# [Task requirements]
Leave the pictures out and give every entry again exactly.

# [Provided entries]
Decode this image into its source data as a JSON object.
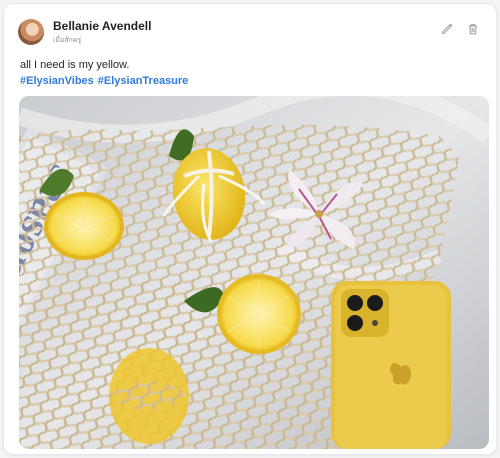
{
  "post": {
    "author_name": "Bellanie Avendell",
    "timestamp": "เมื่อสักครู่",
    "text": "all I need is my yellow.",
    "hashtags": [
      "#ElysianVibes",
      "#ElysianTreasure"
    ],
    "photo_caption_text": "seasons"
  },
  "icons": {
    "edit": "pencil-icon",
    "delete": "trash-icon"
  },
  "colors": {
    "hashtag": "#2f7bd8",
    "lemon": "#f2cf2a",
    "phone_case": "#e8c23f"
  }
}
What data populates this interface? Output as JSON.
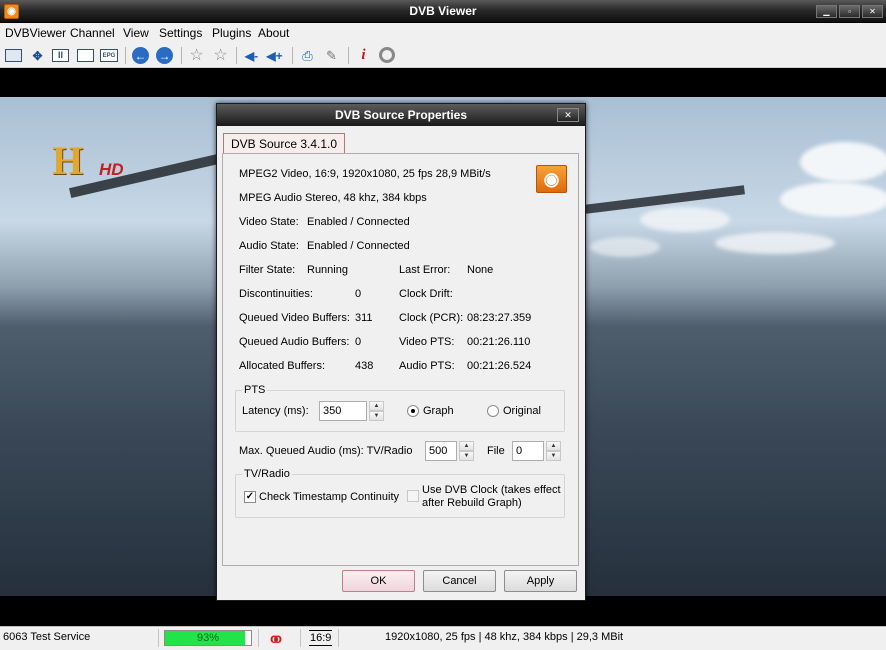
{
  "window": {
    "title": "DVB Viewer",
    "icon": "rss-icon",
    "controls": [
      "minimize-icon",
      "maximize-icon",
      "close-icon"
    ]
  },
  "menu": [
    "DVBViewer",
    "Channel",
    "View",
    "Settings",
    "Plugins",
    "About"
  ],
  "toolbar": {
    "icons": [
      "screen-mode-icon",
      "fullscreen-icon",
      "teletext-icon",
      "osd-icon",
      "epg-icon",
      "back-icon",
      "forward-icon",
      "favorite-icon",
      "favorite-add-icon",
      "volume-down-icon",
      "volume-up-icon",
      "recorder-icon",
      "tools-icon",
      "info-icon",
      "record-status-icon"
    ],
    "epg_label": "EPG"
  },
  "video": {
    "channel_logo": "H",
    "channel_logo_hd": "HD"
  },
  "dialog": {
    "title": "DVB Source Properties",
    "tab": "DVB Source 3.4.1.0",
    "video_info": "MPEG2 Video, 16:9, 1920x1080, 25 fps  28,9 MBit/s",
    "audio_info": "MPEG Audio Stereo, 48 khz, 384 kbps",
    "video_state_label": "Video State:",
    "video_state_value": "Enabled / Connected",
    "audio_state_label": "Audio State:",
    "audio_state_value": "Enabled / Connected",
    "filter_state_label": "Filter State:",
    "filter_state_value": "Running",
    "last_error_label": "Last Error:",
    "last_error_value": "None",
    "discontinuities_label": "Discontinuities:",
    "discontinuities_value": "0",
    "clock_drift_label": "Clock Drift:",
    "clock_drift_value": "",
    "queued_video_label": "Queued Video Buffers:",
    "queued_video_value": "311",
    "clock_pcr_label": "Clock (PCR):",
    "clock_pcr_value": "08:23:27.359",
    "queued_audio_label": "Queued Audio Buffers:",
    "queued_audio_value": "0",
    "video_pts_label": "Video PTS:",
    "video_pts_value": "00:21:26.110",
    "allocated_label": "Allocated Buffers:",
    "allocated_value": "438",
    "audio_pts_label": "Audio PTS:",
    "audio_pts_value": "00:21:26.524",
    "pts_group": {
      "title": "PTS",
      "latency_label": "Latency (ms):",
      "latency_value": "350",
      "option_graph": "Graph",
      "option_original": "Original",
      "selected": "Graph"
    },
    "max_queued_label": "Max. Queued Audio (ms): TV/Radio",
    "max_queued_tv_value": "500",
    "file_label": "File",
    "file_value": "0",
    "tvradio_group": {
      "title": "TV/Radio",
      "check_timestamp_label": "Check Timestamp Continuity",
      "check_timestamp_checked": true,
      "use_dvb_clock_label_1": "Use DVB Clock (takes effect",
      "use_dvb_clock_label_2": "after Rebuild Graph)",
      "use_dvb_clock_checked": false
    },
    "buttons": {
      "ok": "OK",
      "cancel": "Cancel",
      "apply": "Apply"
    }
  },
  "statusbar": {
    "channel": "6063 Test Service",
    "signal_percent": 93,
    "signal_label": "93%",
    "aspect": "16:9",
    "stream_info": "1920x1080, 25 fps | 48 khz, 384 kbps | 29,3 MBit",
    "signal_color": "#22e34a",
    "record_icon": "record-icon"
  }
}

# [Response to the exercise]
Decode this image into its source data as a JSON object.
{
  "post": {
    "author_name": "Bellanie Avendell",
    "timestamp": "เมื่อสักครู่",
    "text": "all I need is my yellow.",
    "hashtags": [
      "#ElysianVibes",
      "#ElysianTreasure"
    ],
    "photo_caption_text": "seasons"
  },
  "icons": {
    "edit": "pencil-icon",
    "delete": "trash-icon"
  },
  "colors": {
    "hashtag": "#2f7bd8",
    "lemon": "#f2cf2a",
    "phone_case": "#e8c23f"
  }
}
What data populates this interface? Output as JSON.
{
  "window": {
    "title": "DVB Viewer",
    "icon": "rss-icon",
    "controls": [
      "minimize-icon",
      "maximize-icon",
      "close-icon"
    ]
  },
  "menu": [
    "DVBViewer",
    "Channel",
    "View",
    "Settings",
    "Plugins",
    "About"
  ],
  "toolbar": {
    "icons": [
      "screen-mode-icon",
      "fullscreen-icon",
      "teletext-icon",
      "osd-icon",
      "epg-icon",
      "back-icon",
      "forward-icon",
      "favorite-icon",
      "favorite-add-icon",
      "volume-down-icon",
      "volume-up-icon",
      "recorder-icon",
      "tools-icon",
      "info-icon",
      "record-status-icon"
    ],
    "epg_label": "EPG"
  },
  "video": {
    "channel_logo": "H",
    "channel_logo_hd": "HD"
  },
  "dialog": {
    "title": "DVB Source Properties",
    "tab": "DVB Source 3.4.1.0",
    "video_info": "MPEG2 Video, 16:9, 1920x1080, 25 fps  28,9 MBit/s",
    "audio_info": "MPEG Audio Stereo, 48 khz, 384 kbps",
    "video_state_label": "Video State:",
    "video_state_value": "Enabled / Connected",
    "audio_state_label": "Audio State:",
    "audio_state_value": "Enabled / Connected",
    "filter_state_label": "Filter State:",
    "filter_state_value": "Running",
    "last_error_label": "Last Error:",
    "last_error_value": "None",
    "discontinuities_label": "Discontinuities:",
    "discontinuities_value": "0",
    "clock_drift_label": "Clock Drift:",
    "clock_drift_value": "",
    "queued_video_label": "Queued Video Buffers:",
    "queued_video_value": "311",
    "clock_pcr_label": "Clock (PCR):",
    "clock_pcr_value": "08:23:27.359",
    "queued_audio_label": "Queued Audio Buffers:",
    "queued_audio_value": "0",
    "video_pts_label": "Video PTS:",
    "video_pts_value": "00:21:26.110",
    "allocated_label": "Allocated Buffers:",
    "allocated_value": "438",
    "audio_pts_label": "Audio PTS:",
    "audio_pts_value": "00:21:26.524",
    "pts_group": {
      "title": "PTS",
      "latency_label": "Latency (ms):",
      "latency_value": "350",
      "option_graph": "Graph",
      "option_original": "Original",
      "selected": "Graph"
    },
    "max_queued_label": "Max. Queued Audio (ms): TV/Radio",
    "max_queued_tv_value": "500",
    "file_label": "File",
    "file_value": "0",
    "tvradio_group": {
      "title": "TV/Radio",
      "check_timestamp_label": "Check Timestamp Continuity",
      "check_timestamp_checked": true,
      "use_dvb_clock_label_1": "Use DVB Clock (takes effect",
      "use_dvb_clock_label_2": "after Rebuild Graph)",
      "use_dvb_clock_checked": false
    },
    "buttons": {
      "ok": "OK",
      "cancel": "Cancel",
      "apply": "Apply"
    }
  },
  "statusbar": {
    "channel": "6063 Test Service",
    "signal_percent": 93,
    "signal_label": "93%",
    "aspect": "16:9",
    "stream_info": "1920x1080, 25 fps | 48 khz, 384 kbps | 29,3 MBit",
    "signal_color": "#22e34a",
    "record_icon": "record-icon"
  }
}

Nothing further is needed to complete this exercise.